  • With regard to her dislike of weddings: "If you're my best friend and the only way I get to have dinner with you is by traveling thousands of miles, selecting a chicken or fish option, and wearing a dress in the same shade of lavender as six other girls, I will do that. I won't love it. But I love you." (page 27)
  • On being at Dartmouth and wanting to join a sorority: "When I arrived at Dartmouth College in 1997, my attitude toward alcohol was that it was a delicious and dangerous treat that, when obtained, needed to be ingested quickly in case someone tried to take it away.  You know, the way a raccoon eats from a garbage can." (page 28)
  • The section entitled "The Sexiest Thing That Has Ever Happened to Me." It's a short few paragraphs but definitely sexy and well worth the read. (page 93)
  • The essay called "Soup Snakes" is about Mindy's relationship with B.J. Novak. There is a great anecdote about the play Doubt and B.J. falling asleep on Edward Albee but at the end, Mindy talks about her mother and that page is the most touching part of the book. (page 132)
  • About a male acquaintance who might want more of a relationship but was sending mixed signals: "What did I do to deserve this? I was just a friendly thirty-four year old tv actress looking for a boyfriend who didn't have a neck tattoo." (page 150)
  • On being brave: "I do idiotic things all the time and I say crazy stuff I regret, but I don't let everything traumatize me. And the scary thing I have noticed is that some people really feel uncomfortable around women who don't hate themselves." (page 221)

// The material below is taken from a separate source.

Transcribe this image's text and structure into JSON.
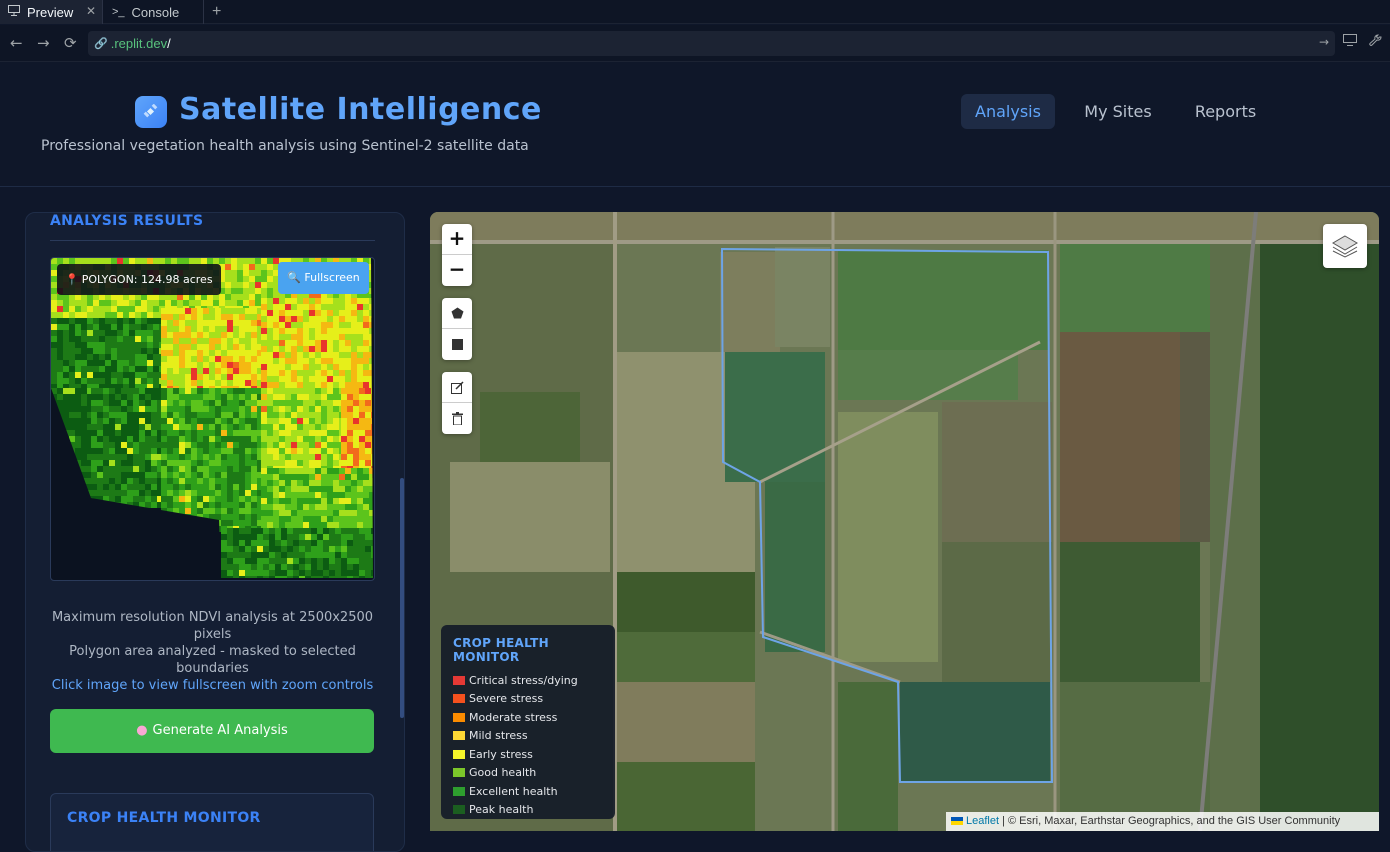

  • How to be confident: "Work hard, know your shit, show your shit, then feel entitled." (page 223)
My main takeaway is that Mindy Kaling may be funny and sweet, but she also works hard, very hard, and probably harder than most people. This is definitely the read for you if you are looking for a confidence boost or if you love funny ladies who are great with words. And the behind-the-scenes photos that are included in some of the essays don't hurt either.

*Page numbers are from the hardcover version of Why Not Me? by Mindy Kaling.